Household Debt Levels See Biggest Jump in 14 Years
August 3, 2021
Household debt saw its biggest increase in 14 years during the second quarter, driven largely by a surge in the housing market. Debt jumped $313 billion in the period between April and June, the largest dollar amount since 2007. This brings the nation’s total household debt level to just shy of $15 trillion. As a share of debt, that is a 2.1% increase, the highest level since 2013.
The majority of this increase comes from mortgage originations for both new purchases and refinances, which have been booming amid historically low interest rates. Mortgage balances increased by $282 billion during the quarter, up 6.7% from the same period last year. Over the last four quarters, mortgage originations have totaled nearly $4.6 trillion, which accounts for nearly 44% of all outstanding mortgage debt.
Non-housing debt, which includes things like credit cards and car loans, increased by $44 billion during the quarter. Student loan debt actually decreased slightly, falling $14 billion to $1.57 trillion amid pandemic-related forbearance programs.
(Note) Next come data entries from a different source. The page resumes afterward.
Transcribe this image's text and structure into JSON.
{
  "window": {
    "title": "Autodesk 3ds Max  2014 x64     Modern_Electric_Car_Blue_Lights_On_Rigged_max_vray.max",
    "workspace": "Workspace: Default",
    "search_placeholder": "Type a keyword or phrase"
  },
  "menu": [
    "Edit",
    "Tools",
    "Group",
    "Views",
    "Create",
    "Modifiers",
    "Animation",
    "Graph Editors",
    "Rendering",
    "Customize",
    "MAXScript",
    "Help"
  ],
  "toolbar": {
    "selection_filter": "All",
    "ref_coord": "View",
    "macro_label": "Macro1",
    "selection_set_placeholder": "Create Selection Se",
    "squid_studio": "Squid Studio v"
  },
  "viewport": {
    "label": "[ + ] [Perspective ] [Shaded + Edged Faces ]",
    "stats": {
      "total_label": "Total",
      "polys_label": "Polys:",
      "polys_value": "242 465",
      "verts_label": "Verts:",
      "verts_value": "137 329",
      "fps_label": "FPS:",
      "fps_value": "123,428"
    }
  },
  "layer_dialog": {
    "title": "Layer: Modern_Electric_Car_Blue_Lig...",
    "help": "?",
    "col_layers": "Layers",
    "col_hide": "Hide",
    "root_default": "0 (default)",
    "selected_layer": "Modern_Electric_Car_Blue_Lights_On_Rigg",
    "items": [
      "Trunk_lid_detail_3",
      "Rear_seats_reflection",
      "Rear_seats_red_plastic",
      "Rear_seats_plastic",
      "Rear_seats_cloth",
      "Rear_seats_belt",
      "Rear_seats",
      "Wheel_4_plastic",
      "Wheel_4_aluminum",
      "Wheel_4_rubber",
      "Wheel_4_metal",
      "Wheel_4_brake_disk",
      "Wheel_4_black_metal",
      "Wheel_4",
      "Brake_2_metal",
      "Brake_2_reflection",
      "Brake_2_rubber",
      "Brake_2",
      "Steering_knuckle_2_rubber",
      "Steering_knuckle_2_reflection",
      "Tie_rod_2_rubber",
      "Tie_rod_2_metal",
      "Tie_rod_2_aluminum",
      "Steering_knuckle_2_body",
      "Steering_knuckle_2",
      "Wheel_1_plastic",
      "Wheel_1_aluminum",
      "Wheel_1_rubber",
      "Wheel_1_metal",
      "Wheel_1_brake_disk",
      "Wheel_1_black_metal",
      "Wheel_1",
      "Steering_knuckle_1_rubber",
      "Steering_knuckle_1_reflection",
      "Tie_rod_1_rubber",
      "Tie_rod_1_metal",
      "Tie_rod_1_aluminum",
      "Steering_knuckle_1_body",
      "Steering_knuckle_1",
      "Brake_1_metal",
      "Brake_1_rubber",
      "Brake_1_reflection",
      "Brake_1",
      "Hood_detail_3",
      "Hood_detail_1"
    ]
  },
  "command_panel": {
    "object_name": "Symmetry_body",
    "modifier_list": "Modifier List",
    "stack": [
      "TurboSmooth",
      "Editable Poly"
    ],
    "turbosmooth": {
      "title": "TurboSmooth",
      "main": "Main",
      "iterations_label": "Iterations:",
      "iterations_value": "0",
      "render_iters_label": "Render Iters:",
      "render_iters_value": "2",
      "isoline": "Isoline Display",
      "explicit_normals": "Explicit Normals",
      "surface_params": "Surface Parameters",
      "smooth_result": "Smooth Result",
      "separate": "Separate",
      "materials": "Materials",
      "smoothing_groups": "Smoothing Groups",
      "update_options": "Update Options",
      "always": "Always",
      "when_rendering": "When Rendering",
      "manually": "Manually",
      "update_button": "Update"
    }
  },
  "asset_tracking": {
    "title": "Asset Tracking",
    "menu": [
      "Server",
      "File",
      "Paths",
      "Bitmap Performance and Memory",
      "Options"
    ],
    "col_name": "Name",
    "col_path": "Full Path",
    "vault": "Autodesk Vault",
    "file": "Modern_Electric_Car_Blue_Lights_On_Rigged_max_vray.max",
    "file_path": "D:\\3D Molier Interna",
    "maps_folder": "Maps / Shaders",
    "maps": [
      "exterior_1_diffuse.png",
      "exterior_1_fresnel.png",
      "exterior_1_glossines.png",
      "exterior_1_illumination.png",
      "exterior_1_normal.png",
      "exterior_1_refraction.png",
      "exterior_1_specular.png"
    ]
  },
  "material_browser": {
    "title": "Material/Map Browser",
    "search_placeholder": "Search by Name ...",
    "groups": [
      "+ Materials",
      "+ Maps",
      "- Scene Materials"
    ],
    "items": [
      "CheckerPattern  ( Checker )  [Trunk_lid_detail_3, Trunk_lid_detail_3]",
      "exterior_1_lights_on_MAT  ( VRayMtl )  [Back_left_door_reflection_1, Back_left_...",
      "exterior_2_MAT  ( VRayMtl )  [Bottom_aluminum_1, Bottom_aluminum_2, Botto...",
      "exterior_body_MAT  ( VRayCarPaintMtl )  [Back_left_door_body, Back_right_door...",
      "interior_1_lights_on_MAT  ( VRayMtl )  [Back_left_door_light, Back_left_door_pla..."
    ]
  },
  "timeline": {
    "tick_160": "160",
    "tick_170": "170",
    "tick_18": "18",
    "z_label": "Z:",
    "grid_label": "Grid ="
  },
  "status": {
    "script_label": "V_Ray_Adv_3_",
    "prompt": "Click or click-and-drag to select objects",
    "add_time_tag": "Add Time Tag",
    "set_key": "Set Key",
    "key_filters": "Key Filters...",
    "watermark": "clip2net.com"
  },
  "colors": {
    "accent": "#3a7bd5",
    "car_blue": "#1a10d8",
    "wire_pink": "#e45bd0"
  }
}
For the most part, Americans have been able to manage their debt. During the second quarter, just 2.7% of household debt was in delinquency, down 2 percentage points from the fourth quarter of 2019, just before the pandemic hit. Much of this is likely due to pandemic relief efforts and forbearance programs, and many analysts worry that when these programs end, many Americans may find themselves unable to catch up on payments.